Segment Open
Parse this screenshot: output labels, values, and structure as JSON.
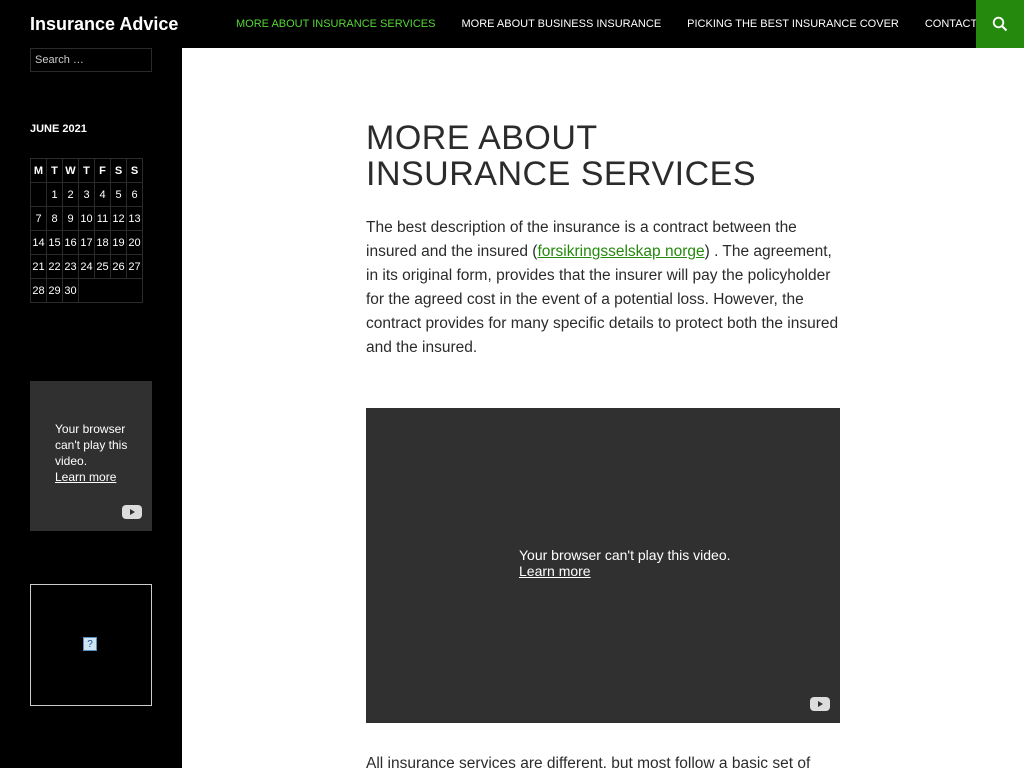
{
  "site": {
    "title": "Insurance Advice"
  },
  "nav": {
    "items": [
      {
        "label": "MORE ABOUT INSURANCE SERVICES",
        "active": true
      },
      {
        "label": "MORE ABOUT BUSINESS INSURANCE"
      },
      {
        "label": "PICKING THE BEST INSURANCE COVER"
      },
      {
        "label": "CONTACT US"
      }
    ],
    "search_icon": "search-icon"
  },
  "sidebar": {
    "search": {
      "placeholder": "Search …"
    },
    "calendar": {
      "title": "JUNE 2021",
      "days": [
        "M",
        "T",
        "W",
        "T",
        "F",
        "S",
        "S"
      ],
      "weeks": [
        [
          "",
          "1",
          "2",
          "3",
          "4",
          "5",
          "6"
        ],
        [
          "7",
          "8",
          "9",
          "10",
          "11",
          "12",
          "13"
        ],
        [
          "14",
          "15",
          "16",
          "17",
          "18",
          "19",
          "20"
        ],
        [
          "21",
          "22",
          "23",
          "24",
          "25",
          "26",
          "27"
        ],
        [
          "28",
          "29",
          "30",
          "",
          "",
          "",
          ""
        ]
      ]
    },
    "video": {
      "message": "Your browser can't play this video.",
      "link": "Learn more"
    }
  },
  "main": {
    "title": "MORE ABOUT INSURANCE SERVICES",
    "para1": {
      "before": "The best description of the insurance is a contract between the insured and the insured (",
      "link": "forsikringsselskap norge",
      "after": ") . The agreement, in its original form, provides that the insurer will pay the policyholder for the agreed cost in the event of a potential loss. However, the contract provides for many specific details to protect both the insured and the insured."
    },
    "video": {
      "message": "Your browser can't play this video.",
      "link": "Learn more"
    },
    "para2": "All insurance services are different, but most follow a basic set of"
  },
  "colors": {
    "accent": "#24890d",
    "nav_active": "#55d737",
    "bar": "#000000"
  }
}
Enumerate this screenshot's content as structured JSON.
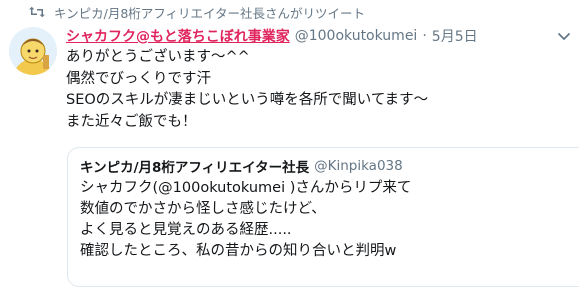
{
  "retweet": {
    "text": "キンピカ/月8桁アフィリエイター社長さんがリツイート",
    "icon": "retweet-icon"
  },
  "tweet": {
    "display_name": "シャカフク@もと落ちこぼれ事業家",
    "handle": "@100okutokumei",
    "separator": "·",
    "time": "5月5日",
    "body": "ありがとうございます〜^^\n偶然でびっくりです汗\nSEOのスキルが凄まじいという噂を各所で聞いてます〜\nまた近々ご飯でも！",
    "name_color": "#e0245e"
  },
  "quoted": {
    "display_name": "キンピカ/月8桁アフィリエイター社長",
    "handle": "@Kinpika038",
    "body": "シャカフク(@100okutokumei )さんからリプ来て\n数値のでかさから怪しさ感じたけど、\nよく見ると見覚えのある経歴.....\n確認したところ、私の昔からの知り合いと判明w"
  }
}
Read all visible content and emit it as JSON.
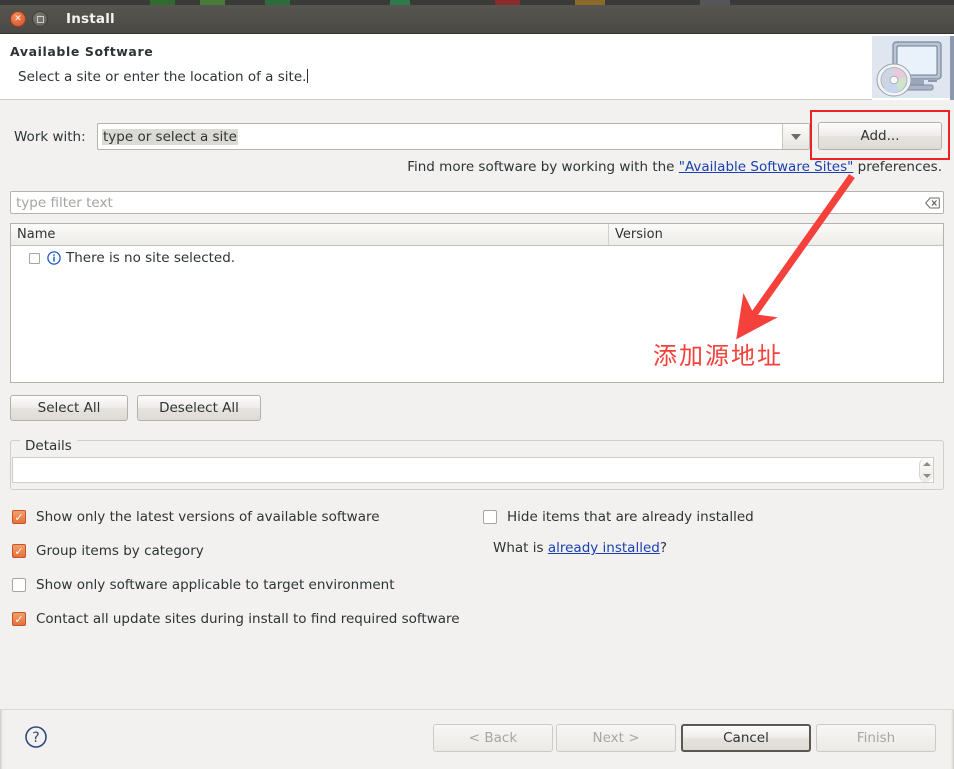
{
  "window": {
    "title": "Install",
    "close_icon": "close-icon",
    "maximize_icon": "maximize-icon"
  },
  "header": {
    "title": "Available Software",
    "message": "Select a site or enter the location of a site.",
    "banner_icon": "install-monitor-disc-icon"
  },
  "work_with": {
    "label": "Work with:",
    "value": "type or select a site",
    "dropdown_icon": "chevron-down-icon",
    "add_button": "Add..."
  },
  "find_more": {
    "prefix": "Find more software by working with the ",
    "link": "\"Available Software Sites\"",
    "suffix": " preferences."
  },
  "filter": {
    "placeholder": "type filter text",
    "clear_icon": "clear-text-icon"
  },
  "table": {
    "columns": [
      "Name",
      "Version"
    ],
    "rows": [
      {
        "checked": false,
        "icon": "info-icon",
        "name": "There is no site selected.",
        "version": ""
      }
    ]
  },
  "list_buttons": {
    "select_all": "Select All",
    "deselect_all": "Deselect All"
  },
  "details": {
    "legend": "Details",
    "content": "",
    "spinner_icon": "spinner-updown-icon"
  },
  "options": {
    "left": [
      {
        "label": "Show only the latest versions of available software",
        "checked": true
      },
      {
        "label": "Group items by category",
        "checked": true
      },
      {
        "label": "Show only software applicable to target environment",
        "checked": false
      },
      {
        "label": "Contact all update sites during install to find required software",
        "checked": true
      }
    ],
    "right": [
      {
        "label": "Hide items that are already installed",
        "checked": false
      }
    ],
    "what_is": {
      "prefix": "What is ",
      "link": "already installed",
      "suffix": "?"
    }
  },
  "footer": {
    "help_icon": "help-question-icon",
    "buttons": [
      {
        "label": "< Back",
        "enabled": false,
        "focused": false
      },
      {
        "label": "Next >",
        "enabled": false,
        "focused": false
      },
      {
        "label": "Cancel",
        "enabled": true,
        "focused": true
      },
      {
        "label": "Finish",
        "enabled": false,
        "focused": false
      }
    ]
  },
  "annotations": {
    "highlight_color": "#ee2222",
    "arrow_color": "#f4413c",
    "text_color": "#f4413c",
    "note_text": "添加源地址"
  }
}
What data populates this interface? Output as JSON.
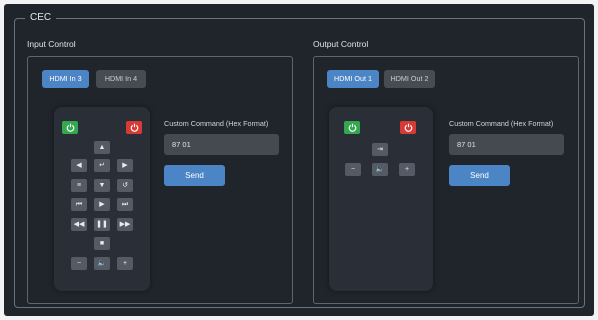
{
  "cec": {
    "legend": "CEC"
  },
  "input_control": {
    "title": "Input Control",
    "tabs": [
      {
        "label": "HDMI In 3",
        "active": true
      },
      {
        "label": "HDMI In 4",
        "active": false
      }
    ],
    "custom_command": {
      "label": "Custom Command (Hex Format)",
      "value": "87 01"
    },
    "send_label": "Send",
    "remote_buttons": [
      "power-on-icon",
      "power-off-icon",
      "arrow-up-icon",
      "arrow-left-icon",
      "enter-icon",
      "arrow-right-icon",
      "menu-icon",
      "arrow-down-icon",
      "back-icon",
      "skip-previous-icon",
      "play-icon",
      "skip-next-icon",
      "rewind-icon",
      "pause-icon",
      "fast-forward-icon",
      "stop-icon",
      "minus-icon",
      "speaker-icon",
      "plus-icon"
    ]
  },
  "output_control": {
    "title": "Output Control",
    "tabs": [
      {
        "label": "HDMI Out 1",
        "active": true
      },
      {
        "label": "HDMI Out 2",
        "active": false
      }
    ],
    "custom_command": {
      "label": "Custom Command (Hex Format)",
      "value": "87 01"
    },
    "send_label": "Send",
    "remote_buttons": [
      "power-on-icon",
      "power-off-icon",
      "input-source-icon",
      "minus-icon",
      "speaker-icon",
      "plus-icon"
    ]
  },
  "colors": {
    "accent": "#4b85c6",
    "power_on": "#34a84f",
    "power_off": "#d63a35",
    "background": "#20242b"
  }
}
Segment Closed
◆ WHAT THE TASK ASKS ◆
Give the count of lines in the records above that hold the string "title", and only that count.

◆ ANSWER TO THIS EXERCISE ◆
7